## [What you are asked to do]
Would you please copy each line of the data in which the string "безопасности" occurs?

------------------------------------

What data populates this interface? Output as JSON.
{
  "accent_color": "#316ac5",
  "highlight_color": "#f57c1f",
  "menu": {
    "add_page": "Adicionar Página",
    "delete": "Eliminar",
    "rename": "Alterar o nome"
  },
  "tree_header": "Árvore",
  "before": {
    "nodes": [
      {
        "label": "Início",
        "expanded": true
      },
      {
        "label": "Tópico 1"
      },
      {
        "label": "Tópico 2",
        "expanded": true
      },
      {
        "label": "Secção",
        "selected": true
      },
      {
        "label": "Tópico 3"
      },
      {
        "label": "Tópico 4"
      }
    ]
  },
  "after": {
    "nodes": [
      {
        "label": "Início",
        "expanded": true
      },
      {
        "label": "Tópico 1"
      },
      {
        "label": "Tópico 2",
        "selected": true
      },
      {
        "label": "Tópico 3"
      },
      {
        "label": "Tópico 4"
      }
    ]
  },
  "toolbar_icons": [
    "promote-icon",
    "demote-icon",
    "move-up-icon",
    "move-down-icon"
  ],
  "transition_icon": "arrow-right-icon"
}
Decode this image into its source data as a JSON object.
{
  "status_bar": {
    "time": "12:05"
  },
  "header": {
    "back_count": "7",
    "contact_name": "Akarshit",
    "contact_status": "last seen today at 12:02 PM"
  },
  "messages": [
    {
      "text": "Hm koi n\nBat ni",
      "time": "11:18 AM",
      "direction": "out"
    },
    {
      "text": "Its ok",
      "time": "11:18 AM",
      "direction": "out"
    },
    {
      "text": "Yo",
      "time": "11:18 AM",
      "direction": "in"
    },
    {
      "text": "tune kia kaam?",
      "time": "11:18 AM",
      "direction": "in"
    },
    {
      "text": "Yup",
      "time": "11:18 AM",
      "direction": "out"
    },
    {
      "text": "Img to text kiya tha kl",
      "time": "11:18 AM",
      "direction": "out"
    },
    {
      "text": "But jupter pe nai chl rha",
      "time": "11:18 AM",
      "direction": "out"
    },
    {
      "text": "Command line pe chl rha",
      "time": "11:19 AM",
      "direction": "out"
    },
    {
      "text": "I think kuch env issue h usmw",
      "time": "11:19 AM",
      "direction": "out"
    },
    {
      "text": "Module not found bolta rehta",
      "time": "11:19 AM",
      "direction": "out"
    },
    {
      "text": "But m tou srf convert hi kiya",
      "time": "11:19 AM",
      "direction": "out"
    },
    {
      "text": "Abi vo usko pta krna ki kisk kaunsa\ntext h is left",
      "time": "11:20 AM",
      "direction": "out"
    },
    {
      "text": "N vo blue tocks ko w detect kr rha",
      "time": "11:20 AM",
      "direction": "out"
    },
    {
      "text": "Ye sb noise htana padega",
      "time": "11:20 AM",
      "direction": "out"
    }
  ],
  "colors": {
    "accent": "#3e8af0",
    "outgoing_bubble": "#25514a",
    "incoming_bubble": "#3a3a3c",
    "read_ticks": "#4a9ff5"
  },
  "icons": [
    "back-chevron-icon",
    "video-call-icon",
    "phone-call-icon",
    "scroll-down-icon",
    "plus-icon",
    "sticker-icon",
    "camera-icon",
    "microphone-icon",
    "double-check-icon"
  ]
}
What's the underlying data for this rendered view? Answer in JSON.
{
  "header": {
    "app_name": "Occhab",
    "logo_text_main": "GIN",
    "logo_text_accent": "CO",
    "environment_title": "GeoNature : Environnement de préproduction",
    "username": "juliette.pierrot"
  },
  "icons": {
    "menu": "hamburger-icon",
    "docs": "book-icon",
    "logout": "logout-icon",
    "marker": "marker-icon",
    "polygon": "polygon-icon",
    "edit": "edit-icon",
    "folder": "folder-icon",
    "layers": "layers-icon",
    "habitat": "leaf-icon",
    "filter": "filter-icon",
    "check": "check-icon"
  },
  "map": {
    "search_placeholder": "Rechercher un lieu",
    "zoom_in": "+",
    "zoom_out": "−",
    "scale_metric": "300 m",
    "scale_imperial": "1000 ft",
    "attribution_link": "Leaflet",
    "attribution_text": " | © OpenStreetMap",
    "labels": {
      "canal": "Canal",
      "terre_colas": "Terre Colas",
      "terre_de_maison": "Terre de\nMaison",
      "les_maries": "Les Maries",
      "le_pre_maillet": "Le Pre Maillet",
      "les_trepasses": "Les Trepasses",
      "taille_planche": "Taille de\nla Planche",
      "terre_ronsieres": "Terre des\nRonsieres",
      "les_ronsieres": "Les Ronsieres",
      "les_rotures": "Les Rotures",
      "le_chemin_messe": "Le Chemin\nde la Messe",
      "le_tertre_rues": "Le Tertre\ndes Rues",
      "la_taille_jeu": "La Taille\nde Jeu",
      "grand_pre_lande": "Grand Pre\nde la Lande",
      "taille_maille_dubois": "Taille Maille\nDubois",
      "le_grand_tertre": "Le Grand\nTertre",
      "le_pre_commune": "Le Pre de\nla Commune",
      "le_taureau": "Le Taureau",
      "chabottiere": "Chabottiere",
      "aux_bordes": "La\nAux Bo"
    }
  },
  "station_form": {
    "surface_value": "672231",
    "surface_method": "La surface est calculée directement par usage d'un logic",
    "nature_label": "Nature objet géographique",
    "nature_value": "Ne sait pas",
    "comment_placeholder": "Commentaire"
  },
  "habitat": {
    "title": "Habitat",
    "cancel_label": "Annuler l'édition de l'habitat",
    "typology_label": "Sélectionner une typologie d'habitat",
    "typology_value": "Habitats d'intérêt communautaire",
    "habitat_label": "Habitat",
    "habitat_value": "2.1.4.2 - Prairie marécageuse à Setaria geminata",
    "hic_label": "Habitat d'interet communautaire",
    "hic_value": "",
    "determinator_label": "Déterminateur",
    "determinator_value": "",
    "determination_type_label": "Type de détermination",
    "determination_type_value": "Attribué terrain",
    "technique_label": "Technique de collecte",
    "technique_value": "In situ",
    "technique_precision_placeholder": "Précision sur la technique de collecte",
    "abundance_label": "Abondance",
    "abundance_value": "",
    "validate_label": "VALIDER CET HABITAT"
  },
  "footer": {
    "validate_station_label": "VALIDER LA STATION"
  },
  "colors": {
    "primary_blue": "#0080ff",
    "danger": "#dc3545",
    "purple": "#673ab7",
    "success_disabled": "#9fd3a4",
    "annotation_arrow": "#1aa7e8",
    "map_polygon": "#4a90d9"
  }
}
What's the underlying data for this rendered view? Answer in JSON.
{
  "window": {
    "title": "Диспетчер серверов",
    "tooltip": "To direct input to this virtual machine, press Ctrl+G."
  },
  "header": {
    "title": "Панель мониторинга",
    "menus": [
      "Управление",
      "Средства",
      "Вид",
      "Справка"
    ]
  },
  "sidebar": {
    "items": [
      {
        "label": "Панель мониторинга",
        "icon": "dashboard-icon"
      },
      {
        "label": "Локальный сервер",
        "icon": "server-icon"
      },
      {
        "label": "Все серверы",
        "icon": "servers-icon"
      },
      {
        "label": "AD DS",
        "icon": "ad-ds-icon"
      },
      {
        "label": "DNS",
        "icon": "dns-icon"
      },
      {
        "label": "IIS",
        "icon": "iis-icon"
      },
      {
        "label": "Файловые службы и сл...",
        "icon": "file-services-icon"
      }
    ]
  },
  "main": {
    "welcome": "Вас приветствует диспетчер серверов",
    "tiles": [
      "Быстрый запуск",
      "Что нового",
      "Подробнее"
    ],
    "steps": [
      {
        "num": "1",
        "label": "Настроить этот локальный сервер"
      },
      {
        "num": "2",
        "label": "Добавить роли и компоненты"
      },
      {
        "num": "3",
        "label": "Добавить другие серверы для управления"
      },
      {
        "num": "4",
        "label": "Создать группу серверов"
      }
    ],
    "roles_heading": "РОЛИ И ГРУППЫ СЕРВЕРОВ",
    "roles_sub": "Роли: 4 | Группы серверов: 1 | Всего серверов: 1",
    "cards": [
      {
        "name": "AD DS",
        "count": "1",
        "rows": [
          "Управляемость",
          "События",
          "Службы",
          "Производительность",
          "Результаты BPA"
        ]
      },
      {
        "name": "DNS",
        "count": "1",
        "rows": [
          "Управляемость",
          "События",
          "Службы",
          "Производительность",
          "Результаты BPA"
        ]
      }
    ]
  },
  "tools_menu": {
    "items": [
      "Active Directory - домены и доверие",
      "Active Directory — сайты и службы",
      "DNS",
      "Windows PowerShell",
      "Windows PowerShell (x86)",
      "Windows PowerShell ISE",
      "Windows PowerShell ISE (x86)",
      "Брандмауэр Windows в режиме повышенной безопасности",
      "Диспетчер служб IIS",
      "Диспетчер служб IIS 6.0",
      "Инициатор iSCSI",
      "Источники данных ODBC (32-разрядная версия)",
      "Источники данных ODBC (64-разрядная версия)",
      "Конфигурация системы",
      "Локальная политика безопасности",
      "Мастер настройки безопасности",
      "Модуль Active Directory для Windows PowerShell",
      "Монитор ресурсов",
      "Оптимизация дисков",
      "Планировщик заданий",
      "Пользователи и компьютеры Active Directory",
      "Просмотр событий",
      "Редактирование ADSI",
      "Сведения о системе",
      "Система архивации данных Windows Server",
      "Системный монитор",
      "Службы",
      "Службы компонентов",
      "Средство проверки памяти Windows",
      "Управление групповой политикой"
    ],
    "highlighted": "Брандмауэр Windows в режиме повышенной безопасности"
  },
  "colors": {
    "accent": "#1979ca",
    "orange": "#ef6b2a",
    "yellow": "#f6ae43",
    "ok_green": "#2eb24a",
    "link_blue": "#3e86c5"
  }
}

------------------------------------

## [Task result]
      "Брандмауэр Windows в режиме повышенной безопасности",
      "Локальная политика безопасности",
      "Мастер настройки безопасности",
    "highlighted": "Брандмауэр Windows в режиме повышенной безопасности"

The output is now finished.